━━━━━ RECORDS TO USE

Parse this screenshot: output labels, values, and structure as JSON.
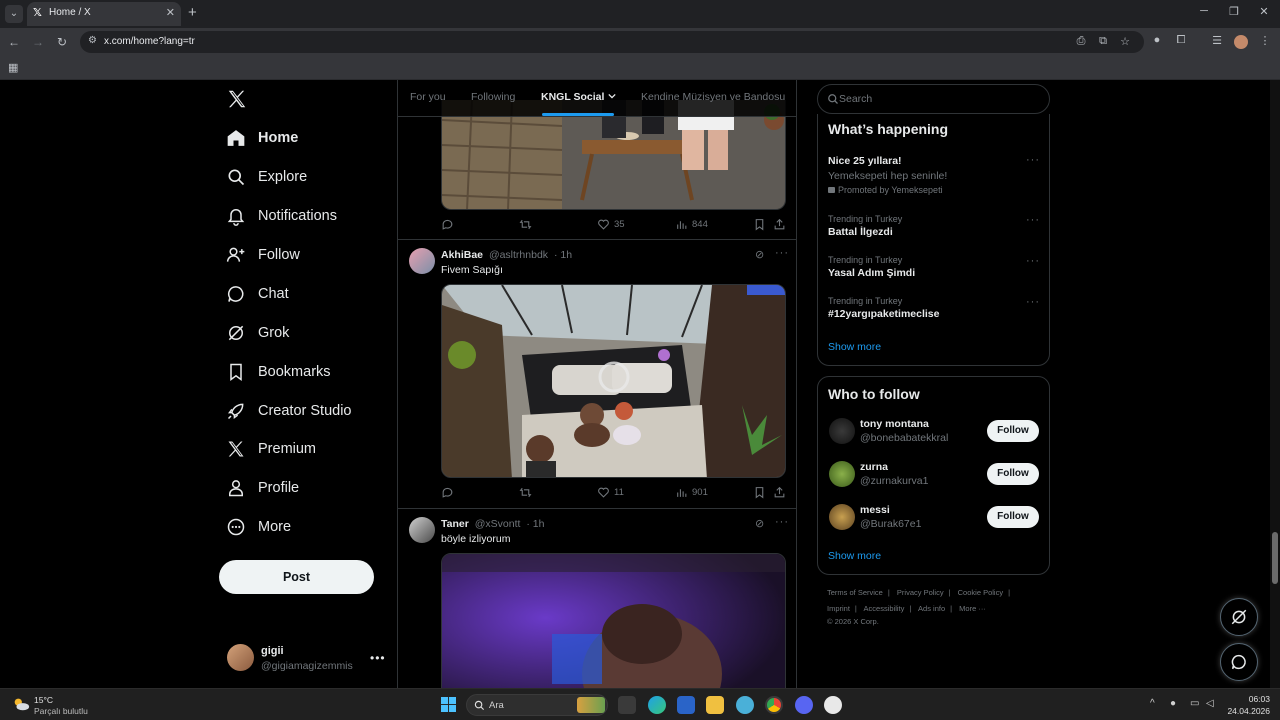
{
  "browser": {
    "tab_title": "Home / X",
    "url": "x.com/home?lang=tr"
  },
  "nav": {
    "items": [
      {
        "label": "Home",
        "icon": "home-icon"
      },
      {
        "label": "Explore",
        "icon": "search-icon"
      },
      {
        "label": "Notifications",
        "icon": "bell-icon"
      },
      {
        "label": "Follow",
        "icon": "person-add-icon"
      },
      {
        "label": "Chat",
        "icon": "chat-icon"
      },
      {
        "label": "Grok",
        "icon": "grok-icon"
      },
      {
        "label": "Bookmarks",
        "icon": "bookmark-icon"
      },
      {
        "label": "Creator Studio",
        "icon": "rocket-icon"
      },
      {
        "label": "Premium",
        "icon": "x-logo-icon"
      },
      {
        "label": "Profile",
        "icon": "person-icon"
      },
      {
        "label": "More",
        "icon": "more-circle-icon"
      }
    ],
    "post_label": "Post",
    "account": {
      "name": "gigii",
      "handle": "@gigiamagizemmis"
    }
  },
  "feed": {
    "tabs": [
      "For you",
      "Following",
      "KNGL Social",
      "Kendine Müzisyen ve Bandosu"
    ],
    "first_post_actions": {
      "likes": "35",
      "views": "844"
    },
    "posts": [
      {
        "name": "AkhiBae",
        "handle": "@asltrhnbdk",
        "time": "· 1h",
        "text": "Fivem Sapığı",
        "likes": "11",
        "views": "901"
      },
      {
        "name": "Taner",
        "handle": "@xSvontt",
        "time": "· 1h",
        "text": "böyle izliyorum"
      }
    ]
  },
  "sidebar": {
    "search_placeholder": "Search",
    "whats_happening": {
      "title": "What’s happening",
      "promo": {
        "title": "Nice 25 yıllara!",
        "subtitle": "Yemeksepeti hep seninle!",
        "promoted": "Promoted by Yemeksepeti"
      },
      "trends": [
        {
          "context": "Trending in Turkey",
          "topic": "Battal İlgezdi"
        },
        {
          "context": "Trending in Turkey",
          "topic": "Yasal Adım Şimdi"
        },
        {
          "context": "Trending in Turkey",
          "topic": "#12yargıpaketimeclise"
        }
      ],
      "show_more": "Show more"
    },
    "who_to_follow": {
      "title": "Who to follow",
      "users": [
        {
          "name": "tony montana",
          "handle": "@bonebabatekkral"
        },
        {
          "name": "zurna",
          "handle": "@zurnakurva1"
        },
        {
          "name": "messi",
          "handle": "@Burak67e1"
        }
      ],
      "follow_label": "Follow",
      "show_more": "Show more"
    },
    "footer": {
      "row1": [
        "Terms of Service",
        "Privacy Policy",
        "Cookie Policy"
      ],
      "row2": [
        "Imprint",
        "Accessibility",
        "Ads info",
        "More ···"
      ],
      "copyright": "© 2026 X Corp."
    }
  },
  "taskbar": {
    "weather_temp": "15°C",
    "weather_desc": "Parçalı bulutlu",
    "search_label": "Ara",
    "time": "06:03",
    "date": "24.04.2026"
  },
  "colors": {
    "accent": "#1d9bf0",
    "background": "#000000",
    "border": "#2f3336",
    "muted_text": "#71767b"
  }
}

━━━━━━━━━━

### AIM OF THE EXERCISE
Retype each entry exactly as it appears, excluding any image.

### COMPLETED TASK
Parse this screenshot: output labels, values, and structure as JSON.
{
  "browser": {
    "tab_title": "Home / X",
    "url": "x.com/home?lang=tr"
  },
  "nav": {
    "items": [
      {
        "label": "Home",
        "icon": "home-icon"
      },
      {
        "label": "Explore",
        "icon": "search-icon"
      },
      {
        "label": "Notifications",
        "icon": "bell-icon"
      },
      {
        "label": "Follow",
        "icon": "person-add-icon"
      },
      {
        "label": "Chat",
        "icon": "chat-icon"
      },
      {
        "label": "Grok",
        "icon": "grok-icon"
      },
      {
        "label": "Bookmarks",
        "icon": "bookmark-icon"
      },
      {
        "label": "Creator Studio",
        "icon": "rocket-icon"
      },
      {
        "label": "Premium",
        "icon": "x-logo-icon"
      },
      {
        "label": "Profile",
        "icon": "person-icon"
      },
      {
        "label": "More",
        "icon": "more-circle-icon"
      }
    ],
    "post_label": "Post",
    "account": {
      "name": "gigii",
      "handle": "@gigiamagizemmis"
    }
  },
  "feed": {
    "tabs": [
      "For you",
      "Following",
      "KNGL Social",
      "Kendine Müzisyen ve Bandosu"
    ],
    "first_post_actions": {
      "likes": "35",
      "views": "844"
    },
    "posts": [
      {
        "name": "AkhiBae",
        "handle": "@asltrhnbdk",
        "time": "· 1h",
        "text": "Fivem Sapığı",
        "likes": "11",
        "views": "901"
      },
      {
        "name": "Taner",
        "handle": "@xSvontt",
        "time": "· 1h",
        "text": "böyle izliyorum"
      }
    ]
  },
  "sidebar": {
    "search_placeholder": "Search",
    "whats_happening": {
      "title": "What’s happening",
      "promo": {
        "title": "Nice 25 yıllara!",
        "subtitle": "Yemeksepeti hep seninle!",
        "promoted": "Promoted by Yemeksepeti"
      },
      "trends": [
        {
          "context": "Trending in Turkey",
          "topic": "Battal İlgezdi"
        },
        {
          "context": "Trending in Turkey",
          "topic": "Yasal Adım Şimdi"
        },
        {
          "context": "Trending in Turkey",
          "topic": "#12yargıpaketimeclise"
        }
      ],
      "show_more": "Show more"
    },
    "who_to_follow": {
      "title": "Who to follow",
      "users": [
        {
          "name": "tony montana",
          "handle": "@bonebabatekkral"
        },
        {
          "name": "zurna",
          "handle": "@zurnakurva1"
        },
        {
          "name": "messi",
          "handle": "@Burak67e1"
        }
      ],
      "follow_label": "Follow",
      "show_more": "Show more"
    },
    "footer": {
      "row1": [
        "Terms of Service",
        "Privacy Policy",
        "Cookie Policy"
      ],
      "row2": [
        "Imprint",
        "Accessibility",
        "Ads info",
        "More ···"
      ],
      "copyright": "© 2026 X Corp."
    }
  },
  "taskbar": {
    "weather_temp": "15°C",
    "weather_desc": "Parçalı bulutlu",
    "search_label": "Ara",
    "time": "06:03",
    "date": "24.04.2026"
  },
  "colors": {
    "accent": "#1d9bf0",
    "background": "#000000",
    "border": "#2f3336",
    "muted_text": "#71767b"
  }
}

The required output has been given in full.